The answer must consist of every line in the records that contains the word "data".
+---+
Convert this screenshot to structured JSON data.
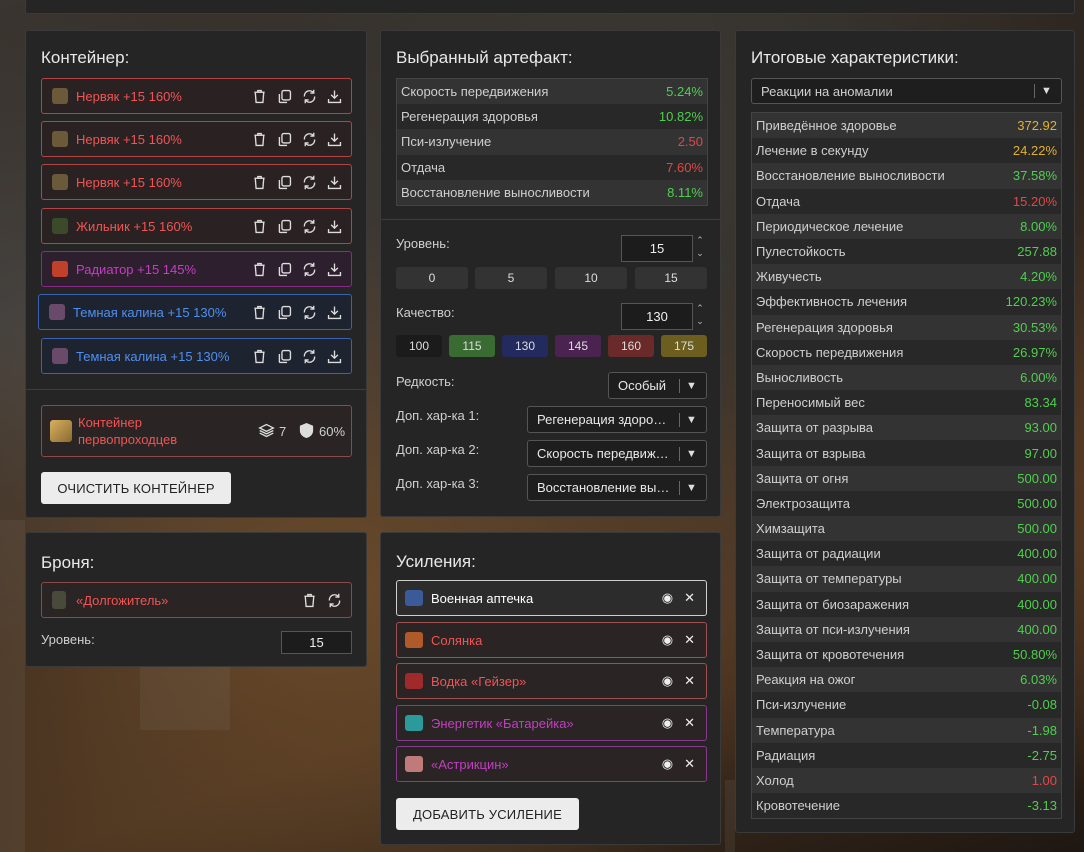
{
  "container": {
    "title": "Контейнер:",
    "items": [
      {
        "label": "Нервяк +15 160%",
        "color": "red",
        "art": "#6b5a3a"
      },
      {
        "label": "Нервяк +15 160%",
        "color": "red",
        "art": "#6b5a3a"
      },
      {
        "label": "Нервяк +15 160%",
        "color": "red",
        "art": "#6b5a3a"
      },
      {
        "label": "Жильник +15 160%",
        "color": "red",
        "art": "#3a4a2a"
      },
      {
        "label": "Радиатор +15 145%",
        "color": "purple",
        "art": "#c0402a"
      },
      {
        "label": "Темная калина +15 130%",
        "color": "blue",
        "art": "#6a4a6a"
      },
      {
        "label": "Темная калина +15 130%",
        "color": "blue",
        "art": "#6a4a6a"
      }
    ],
    "selected_container": {
      "name_line1": "Контейнер",
      "name_line2": "первопроходцев",
      "slots": "7",
      "protection": "60%"
    },
    "clear_button": "ОЧИСТИТЬ КОНТЕЙНЕР"
  },
  "armor": {
    "title": "Броня:",
    "item": "«Долгожитель»",
    "level_label": "Уровень:",
    "level_value": "15"
  },
  "artifact": {
    "title": "Выбранный артефакт:",
    "stats": [
      {
        "name": "Скорость передвижения",
        "value": "5.24%",
        "tone": "g"
      },
      {
        "name": "Регенерация здоровья",
        "value": "10.82%",
        "tone": "g"
      },
      {
        "name": "Пси-излучение",
        "value": "2.50",
        "tone": "r"
      },
      {
        "name": "Отдача",
        "value": "7.60%",
        "tone": "r"
      },
      {
        "name": "Восстановление выносливости",
        "value": "8.11%",
        "tone": "g"
      }
    ],
    "level_label": "Уровень:",
    "level_value": "15",
    "level_presets": [
      "0",
      "5",
      "10",
      "15"
    ],
    "quality_label": "Качество:",
    "quality_value": "130",
    "quality_presets": [
      {
        "label": "100",
        "color": "#1b1b1b"
      },
      {
        "label": "115",
        "color": "#3a6b32"
      },
      {
        "label": "130",
        "color": "#232a5e"
      },
      {
        "label": "145",
        "color": "#4a2350"
      },
      {
        "label": "160",
        "color": "#6b2a2a"
      },
      {
        "label": "175",
        "color": "#6b5e1e"
      }
    ],
    "rarity_label": "Редкость:",
    "rarity_value": "Особый",
    "extra1_label": "Доп. хар-ка 1:",
    "extra1_value": "Регенерация здоровья",
    "extra2_label": "Доп. хар-ка 2:",
    "extra2_value": "Скорость передвижения",
    "extra3_label": "Доп. хар-ка 3:",
    "extra3_value": "Восстановление выносливости"
  },
  "boosts": {
    "title": "Усиления:",
    "items": [
      {
        "label": "Военная аптечка",
        "border": "#cfcfcf",
        "text": "#ffffff",
        "art": "#3a5a9a"
      },
      {
        "label": "Солянка",
        "border": "#a05050",
        "text": "#f25454",
        "art": "#b05a2a"
      },
      {
        "label": "Водка «Гейзер»",
        "border": "#a05050",
        "text": "#f25454",
        "art": "#a02a2a"
      },
      {
        "label": "Энергетик «Батарейка»",
        "border": "#8a3a8a",
        "text": "#c43ec4",
        "art": "#2a9a9a"
      },
      {
        "label": "«Астрикцин»",
        "border": "#8a3a8a",
        "text": "#c43ec4",
        "art": "#c07a7a"
      }
    ],
    "add_button": "ДОБАВИТЬ УСИЛЕНИЕ"
  },
  "totals": {
    "title": "Итоговые характеристики:",
    "filter_value": "Реакции на аномалии",
    "stats": [
      {
        "name": "Приведённое здоровье",
        "value": "372.92",
        "tone": "y"
      },
      {
        "name": "Лечение в секунду",
        "value": "24.22%",
        "tone": "y"
      },
      {
        "name": "Восстановление выносливости",
        "value": "37.58%",
        "tone": "g"
      },
      {
        "name": "Отдача",
        "value": "15.20%",
        "tone": "r"
      },
      {
        "name": "Периодическое лечение",
        "value": "8.00%",
        "tone": "g"
      },
      {
        "name": "Пулестойкость",
        "value": "257.88",
        "tone": "g"
      },
      {
        "name": "Живучесть",
        "value": "4.20%",
        "tone": "g"
      },
      {
        "name": "Эффективность лечения",
        "value": "120.23%",
        "tone": "g"
      },
      {
        "name": "Регенерация здоровья",
        "value": "30.53%",
        "tone": "g"
      },
      {
        "name": "Скорость передвижения",
        "value": "26.97%",
        "tone": "g"
      },
      {
        "name": "Выносливость",
        "value": "6.00%",
        "tone": "g"
      },
      {
        "name": "Переносимый вес",
        "value": "83.34",
        "tone": "g"
      },
      {
        "name": "Защита от разрыва",
        "value": "93.00",
        "tone": "g"
      },
      {
        "name": "Защита от взрыва",
        "value": "97.00",
        "tone": "g"
      },
      {
        "name": "Защита от огня",
        "value": "500.00",
        "tone": "g"
      },
      {
        "name": "Электрозащита",
        "value": "500.00",
        "tone": "g"
      },
      {
        "name": "Химзащита",
        "value": "500.00",
        "tone": "g"
      },
      {
        "name": "Защита от радиации",
        "value": "400.00",
        "tone": "g"
      },
      {
        "name": "Защита от температуры",
        "value": "400.00",
        "tone": "g"
      },
      {
        "name": "Защита от биозаражения",
        "value": "400.00",
        "tone": "g"
      },
      {
        "name": "Защита от пси-излучения",
        "value": "400.00",
        "tone": "g"
      },
      {
        "name": "Защита от кровотечения",
        "value": "50.80%",
        "tone": "g"
      },
      {
        "name": "Реакция на ожог",
        "value": "6.03%",
        "tone": "g"
      },
      {
        "name": "Пси-излучение",
        "value": "-0.08",
        "tone": "g"
      },
      {
        "name": "Температура",
        "value": "-1.98",
        "tone": "g"
      },
      {
        "name": "Радиация",
        "value": "-2.75",
        "tone": "g"
      },
      {
        "name": "Холод",
        "value": "1.00",
        "tone": "r"
      },
      {
        "name": "Кровотечение",
        "value": "-3.13",
        "tone": "g"
      }
    ]
  }
}
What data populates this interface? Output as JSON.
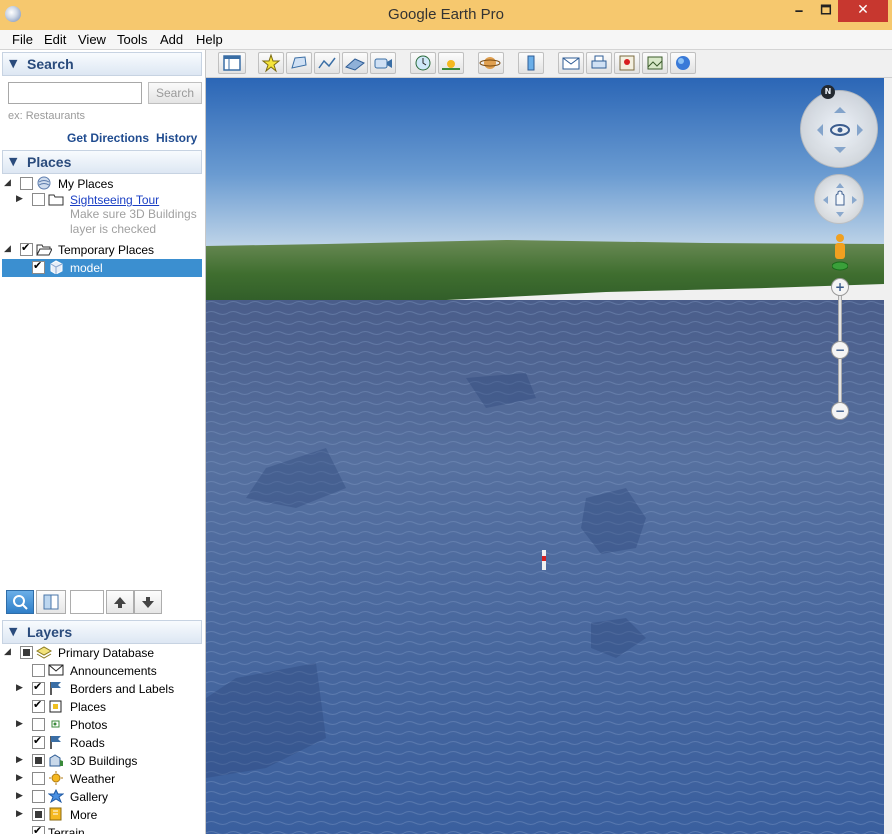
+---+
**TASK SOLUTION**
Convert this screenshot to structured JSON data.
What data populates this interface? Output as JSON.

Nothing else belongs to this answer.